Wondering which is the correct spelling of the word – ‘artefact’ or ‘artifact’? And what is the difference between the two? We’ll clear that up in this article, plus teach you how to use the correct word in a sentence.
In short, ‘artifact’ and ‘artefact’ both mean the same thing – objects that have historical value. The only difference is that ‘artifact’ is the American English spelling of the word and ‘artefact’ is the British English spelling of the word.
As you just learned, the only difference between these two words is their spelling. They mean the exact same thing.
That means they can be used interchangeably.
Depending on which audience you’re writing for, you could use either word. If you’re writing for an American audience, use ‘artefact.’
Use the alternative spelling of the word for British audiences.
So, what do these words mean exactly?
Well, according to Merriam-Webster, the words refer to an object, like a tool or ornament, that shows human work and represents a culture or a stage in the development of a culture.

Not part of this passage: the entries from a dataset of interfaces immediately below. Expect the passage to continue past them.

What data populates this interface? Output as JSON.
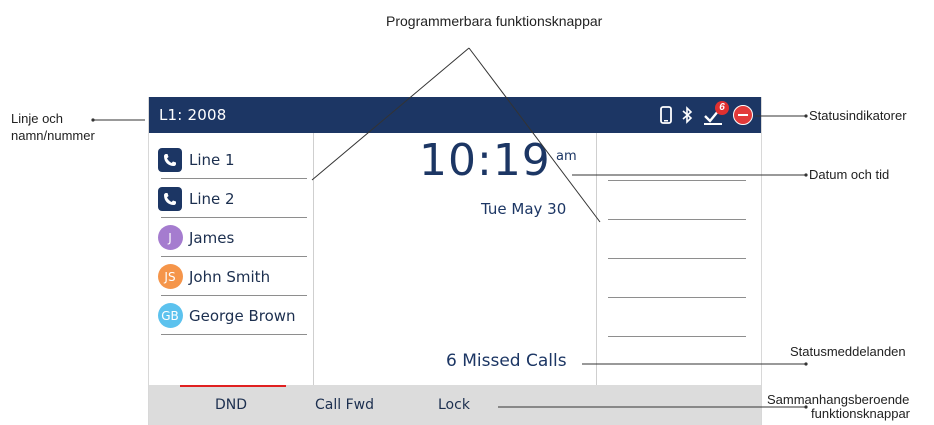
{
  "status_bar": {
    "line_label": "L1: 2008",
    "icons": [
      "mobile-icon",
      "bluetooth-icon",
      "voicemail-icon",
      "dnd-status-icon"
    ],
    "voicemail_count": "6"
  },
  "line_list": [
    {
      "type": "line",
      "label": "Line 1",
      "icon": "phone-icon"
    },
    {
      "type": "line",
      "label": "Line 2",
      "icon": "phone-icon"
    },
    {
      "type": "contact",
      "initials": "J",
      "label": "James",
      "color": "#a57ccf"
    },
    {
      "type": "contact",
      "initials": "JS",
      "label": "John Smith",
      "color": "#f5954a"
    },
    {
      "type": "contact",
      "initials": "GB",
      "label": "George Brown",
      "color": "#5cc2ee"
    }
  ],
  "clock": {
    "time": "10:19",
    "ampm": "am",
    "date": "Tue May 30"
  },
  "status_message": "6  Missed Calls",
  "softkeys": [
    "DND",
    "Call Fwd",
    "Lock"
  ],
  "annotations": {
    "programmable_keys": "Programmerbara funktionsknappar",
    "line_and_name_1": "Linje och",
    "line_and_name_2": "namn/nummer",
    "status_indicators": "Statusindikatorer",
    "date_and_time": "Datum och tid",
    "status_messages": "Statusmeddelanden",
    "context_keys_1": "Sammanhangsberoende",
    "context_keys_2": "funktionsknappar"
  },
  "colors": {
    "status_bar": "#1c3664",
    "softkey_bar": "#dcdcdc",
    "active_indicator": "#e02020"
  }
}
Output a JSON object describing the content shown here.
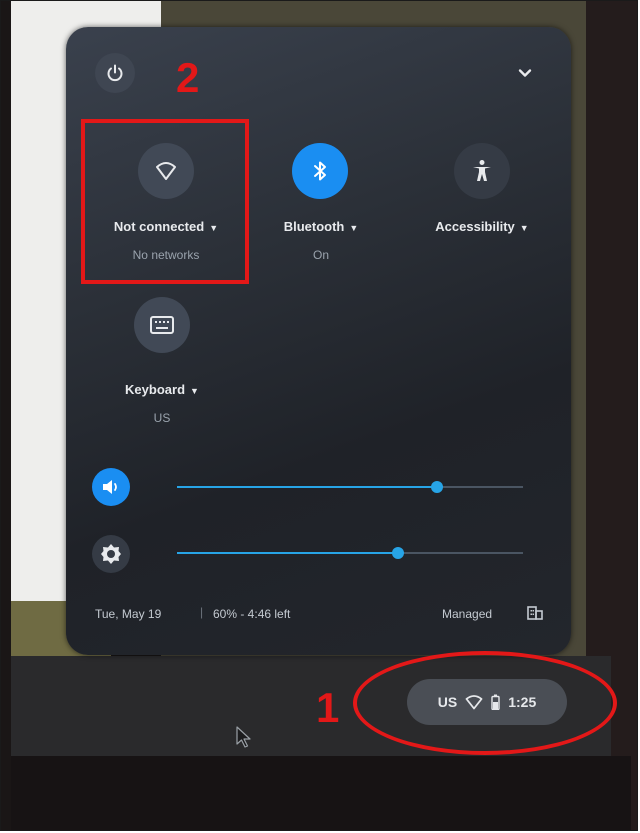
{
  "annotations": {
    "label_one": "1",
    "label_two": "2"
  },
  "tiles": [
    {
      "label": "Not connected",
      "sublabel": "No networks",
      "icon": "wifi-icon",
      "active": false
    },
    {
      "label": "Bluetooth",
      "sublabel": "On",
      "icon": "bluetooth-icon",
      "active": true
    },
    {
      "label": "Accessibility",
      "sublabel": "",
      "icon": "accessibility-icon",
      "active": false
    },
    {
      "label": "Keyboard",
      "sublabel": "US",
      "icon": "keyboard-icon",
      "active": false
    }
  ],
  "sliders": {
    "volume": {
      "icon": "volume-icon",
      "level": 0.75
    },
    "brightness": {
      "icon": "brightness-icon",
      "level": 0.64
    }
  },
  "footer": {
    "date": "Tue, May 19",
    "battery": "60% - 4:46 left",
    "managed": "Managed"
  },
  "shelf_status": {
    "input_method": "US",
    "time": "1:25"
  },
  "colors": {
    "accent": "#1a8ef2",
    "slider": "#27a4e6",
    "annotation": "#e31818"
  }
}
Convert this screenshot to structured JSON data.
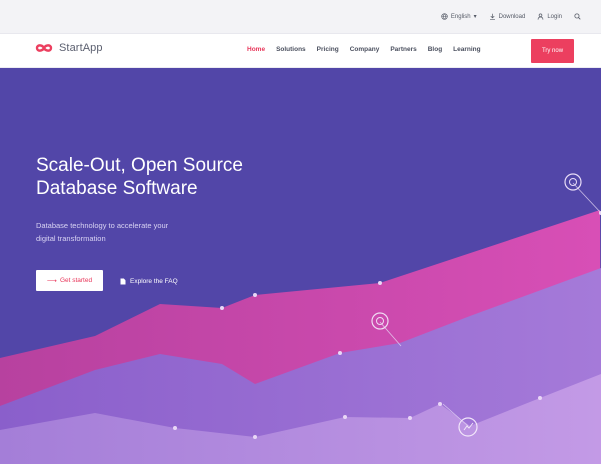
{
  "topbar": {
    "language_label": "English",
    "download_label": "Download",
    "login_label": "Login"
  },
  "brand": {
    "name": "StartApp",
    "accent": "#ec3f5f"
  },
  "nav": {
    "items": [
      {
        "label": "Home",
        "active": true
      },
      {
        "label": "Solutions"
      },
      {
        "label": "Pricing"
      },
      {
        "label": "Company"
      },
      {
        "label": "Partners"
      },
      {
        "label": "Blog"
      },
      {
        "label": "Learning"
      }
    ],
    "try_label": "Try now"
  },
  "hero": {
    "headline_line1": "Scale-Out, Open Source",
    "headline_line2": "Database Software",
    "sub_line1": "Database technology to accelerate your",
    "sub_line2": "digital transformation",
    "primary_label": "Get started",
    "secondary_label": "Explore the FAQ",
    "background": "#5246a8",
    "band_pink": "#c94ab0",
    "band_violet": "#9a6fd6",
    "band_lilac": "#b98ce0"
  },
  "icons": {
    "language": "globe-icon",
    "download": "download-icon",
    "login": "user-icon",
    "search": "search-icon",
    "brand": "infinity-logo-icon",
    "primary": "arrow-icon",
    "secondary": "document-icon"
  }
}
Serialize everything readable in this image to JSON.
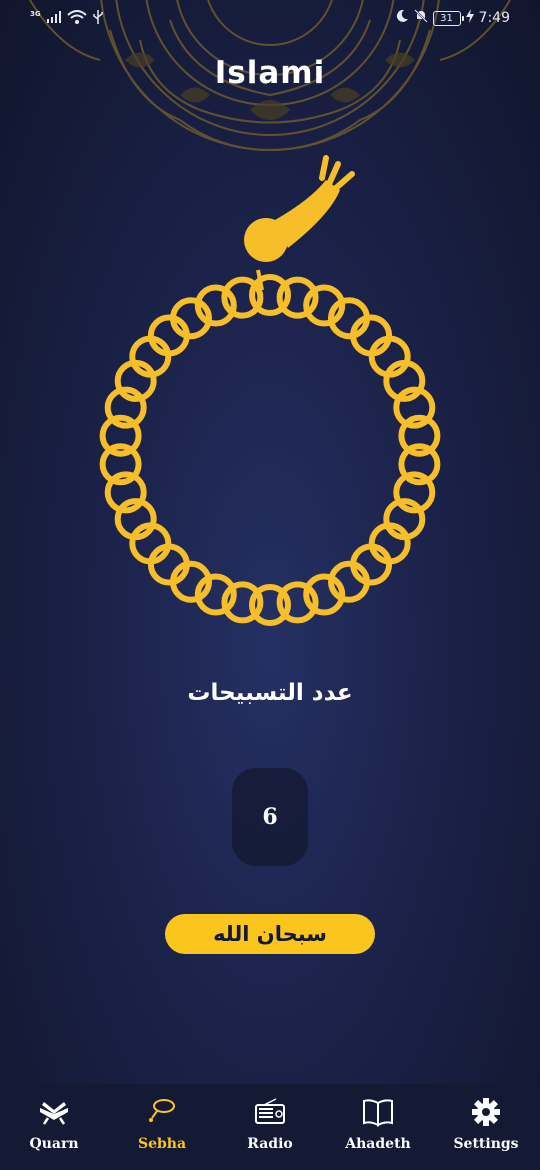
{
  "status_bar": {
    "network_label": "3G",
    "battery_level": "31",
    "time": "7:49"
  },
  "app": {
    "title": "Islami"
  },
  "sebha": {
    "counter_label": "عدد التسبيحات",
    "count": "6",
    "tasbeeh_text": "سبحان الله"
  },
  "bottom_nav": {
    "active": "sebha",
    "items": [
      {
        "key": "quran",
        "label": "Quarn",
        "icon": "quran-book-icon"
      },
      {
        "key": "sebha",
        "label": "Sebha",
        "icon": "sebha-icon"
      },
      {
        "key": "radio",
        "label": "Radio",
        "icon": "radio-icon"
      },
      {
        "key": "ahadeth",
        "label": "Ahadeth",
        "icon": "open-book-icon"
      },
      {
        "key": "settings",
        "label": "Settings",
        "icon": "gear-icon"
      }
    ]
  },
  "colors": {
    "background": "#1b2249",
    "accent": "#fac51c",
    "bead": "#f6bf2a",
    "mandala": "#6d5a2d",
    "nav_background": "#141a33",
    "counter_box": "#141a34"
  }
}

In the medical industry, an artifact could also mean waves on an electrocardiogram that arise from sources other than the heart or brain.

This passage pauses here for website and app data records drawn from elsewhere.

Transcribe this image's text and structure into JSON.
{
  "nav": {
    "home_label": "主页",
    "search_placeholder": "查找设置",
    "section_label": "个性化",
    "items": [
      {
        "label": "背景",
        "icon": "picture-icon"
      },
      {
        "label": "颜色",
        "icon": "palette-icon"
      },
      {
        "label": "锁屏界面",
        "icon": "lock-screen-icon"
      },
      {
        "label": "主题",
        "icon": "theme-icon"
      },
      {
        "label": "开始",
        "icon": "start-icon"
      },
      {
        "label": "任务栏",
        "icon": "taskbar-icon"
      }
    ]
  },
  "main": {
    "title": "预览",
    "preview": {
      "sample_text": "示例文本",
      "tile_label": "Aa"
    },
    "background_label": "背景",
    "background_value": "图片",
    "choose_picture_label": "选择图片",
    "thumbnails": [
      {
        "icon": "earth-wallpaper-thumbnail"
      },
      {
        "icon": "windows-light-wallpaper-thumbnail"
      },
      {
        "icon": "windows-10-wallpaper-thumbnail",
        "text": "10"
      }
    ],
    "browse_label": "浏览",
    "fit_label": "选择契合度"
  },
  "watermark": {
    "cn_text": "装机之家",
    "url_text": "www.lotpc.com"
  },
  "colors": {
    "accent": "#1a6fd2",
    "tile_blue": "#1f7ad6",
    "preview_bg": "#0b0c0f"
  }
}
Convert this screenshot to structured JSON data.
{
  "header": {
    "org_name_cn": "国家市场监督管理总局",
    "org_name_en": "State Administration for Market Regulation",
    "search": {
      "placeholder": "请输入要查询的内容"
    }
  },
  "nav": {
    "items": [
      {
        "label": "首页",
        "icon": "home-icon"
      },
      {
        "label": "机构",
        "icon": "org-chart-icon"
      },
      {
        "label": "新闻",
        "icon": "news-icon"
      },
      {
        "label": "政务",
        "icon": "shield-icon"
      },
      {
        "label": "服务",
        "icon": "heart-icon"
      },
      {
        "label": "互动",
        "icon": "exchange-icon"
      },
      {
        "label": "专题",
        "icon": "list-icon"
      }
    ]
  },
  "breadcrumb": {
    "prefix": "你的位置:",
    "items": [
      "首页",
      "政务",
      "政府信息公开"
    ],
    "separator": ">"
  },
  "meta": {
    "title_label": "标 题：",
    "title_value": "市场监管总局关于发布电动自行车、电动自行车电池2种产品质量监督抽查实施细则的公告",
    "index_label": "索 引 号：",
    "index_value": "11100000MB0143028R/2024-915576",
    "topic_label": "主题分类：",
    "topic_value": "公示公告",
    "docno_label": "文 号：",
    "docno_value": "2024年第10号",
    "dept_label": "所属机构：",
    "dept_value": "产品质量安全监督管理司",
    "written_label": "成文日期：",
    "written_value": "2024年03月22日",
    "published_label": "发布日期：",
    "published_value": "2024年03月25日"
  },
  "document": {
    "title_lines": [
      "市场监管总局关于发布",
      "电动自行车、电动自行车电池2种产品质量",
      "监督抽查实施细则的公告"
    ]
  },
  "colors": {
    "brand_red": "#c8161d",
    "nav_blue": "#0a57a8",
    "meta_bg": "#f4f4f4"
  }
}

The first known use of the word was in 1644, and it meant the same thing it does today.
Unsure of how to pronounce the words? Here’s a short guide to pronunciation.

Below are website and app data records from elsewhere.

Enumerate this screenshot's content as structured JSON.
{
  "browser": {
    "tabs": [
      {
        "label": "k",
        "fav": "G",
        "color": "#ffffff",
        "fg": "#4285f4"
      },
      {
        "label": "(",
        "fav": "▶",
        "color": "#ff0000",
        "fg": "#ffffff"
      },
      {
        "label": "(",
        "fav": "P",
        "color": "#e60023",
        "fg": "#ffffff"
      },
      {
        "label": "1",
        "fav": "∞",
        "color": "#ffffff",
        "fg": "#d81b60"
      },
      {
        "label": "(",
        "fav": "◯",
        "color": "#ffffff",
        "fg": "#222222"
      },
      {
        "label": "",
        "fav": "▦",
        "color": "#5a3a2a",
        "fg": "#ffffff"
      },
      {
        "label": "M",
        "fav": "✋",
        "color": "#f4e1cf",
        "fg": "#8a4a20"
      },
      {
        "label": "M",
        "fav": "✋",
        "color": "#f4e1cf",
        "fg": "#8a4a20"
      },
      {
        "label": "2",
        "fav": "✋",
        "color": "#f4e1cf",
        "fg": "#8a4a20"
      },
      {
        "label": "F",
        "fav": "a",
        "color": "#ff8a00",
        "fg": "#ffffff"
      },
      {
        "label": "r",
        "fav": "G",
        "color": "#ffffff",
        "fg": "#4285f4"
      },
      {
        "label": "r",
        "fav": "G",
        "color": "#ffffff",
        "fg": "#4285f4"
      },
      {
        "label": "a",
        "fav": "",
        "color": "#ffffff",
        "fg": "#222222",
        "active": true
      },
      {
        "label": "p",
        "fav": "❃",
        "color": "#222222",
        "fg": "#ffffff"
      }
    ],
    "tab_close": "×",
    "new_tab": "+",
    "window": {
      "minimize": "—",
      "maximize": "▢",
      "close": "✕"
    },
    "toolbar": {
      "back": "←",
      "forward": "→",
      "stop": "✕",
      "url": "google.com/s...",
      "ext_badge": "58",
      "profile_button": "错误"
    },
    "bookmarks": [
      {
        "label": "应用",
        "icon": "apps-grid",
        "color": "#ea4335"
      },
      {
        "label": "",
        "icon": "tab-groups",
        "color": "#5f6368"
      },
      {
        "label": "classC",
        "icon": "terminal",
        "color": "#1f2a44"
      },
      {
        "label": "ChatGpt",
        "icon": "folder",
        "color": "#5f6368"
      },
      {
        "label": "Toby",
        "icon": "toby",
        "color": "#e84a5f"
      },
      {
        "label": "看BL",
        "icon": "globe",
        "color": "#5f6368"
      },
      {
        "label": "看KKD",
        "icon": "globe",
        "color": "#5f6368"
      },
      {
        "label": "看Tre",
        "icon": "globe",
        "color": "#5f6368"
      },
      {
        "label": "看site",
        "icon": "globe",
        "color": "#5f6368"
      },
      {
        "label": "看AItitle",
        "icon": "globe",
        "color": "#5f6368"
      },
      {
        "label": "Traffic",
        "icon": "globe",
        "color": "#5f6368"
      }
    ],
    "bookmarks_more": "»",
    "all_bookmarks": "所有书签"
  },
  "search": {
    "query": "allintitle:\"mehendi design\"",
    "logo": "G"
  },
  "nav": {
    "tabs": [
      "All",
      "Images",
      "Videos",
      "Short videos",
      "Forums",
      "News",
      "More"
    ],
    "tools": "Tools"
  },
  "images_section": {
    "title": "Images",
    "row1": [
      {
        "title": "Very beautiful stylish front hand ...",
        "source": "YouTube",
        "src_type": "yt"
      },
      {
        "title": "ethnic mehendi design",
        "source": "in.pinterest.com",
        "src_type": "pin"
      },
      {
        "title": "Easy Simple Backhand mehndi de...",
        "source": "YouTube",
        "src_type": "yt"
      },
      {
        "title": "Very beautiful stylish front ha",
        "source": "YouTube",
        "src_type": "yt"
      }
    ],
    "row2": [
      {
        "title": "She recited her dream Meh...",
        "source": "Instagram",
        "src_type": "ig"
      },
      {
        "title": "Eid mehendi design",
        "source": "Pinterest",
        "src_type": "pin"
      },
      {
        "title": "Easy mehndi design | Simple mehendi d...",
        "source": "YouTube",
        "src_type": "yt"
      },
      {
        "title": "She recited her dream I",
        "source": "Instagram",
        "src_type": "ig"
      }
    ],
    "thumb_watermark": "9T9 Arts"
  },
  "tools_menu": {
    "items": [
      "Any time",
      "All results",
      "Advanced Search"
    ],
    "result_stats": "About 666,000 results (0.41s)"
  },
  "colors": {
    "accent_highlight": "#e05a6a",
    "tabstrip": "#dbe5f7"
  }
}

Now that we know what they mean and how to pronounce them let’s take a look at some examples of how to use them in a sentence.
To recap, we learned that ‘artefact’ and ‘artifact’ both mean the same thing. They’re two different spellings of the same word. The former is the British English spelling of the word, and the latter is the American English spelling of the word. So, make sure you’re using the right word for the right audience.
If you ever get stuck, you can always come back here for a quick refresher. We’ve also got a ton of content other related to confusing words and phrases you might come across while learning the language.
Add new comment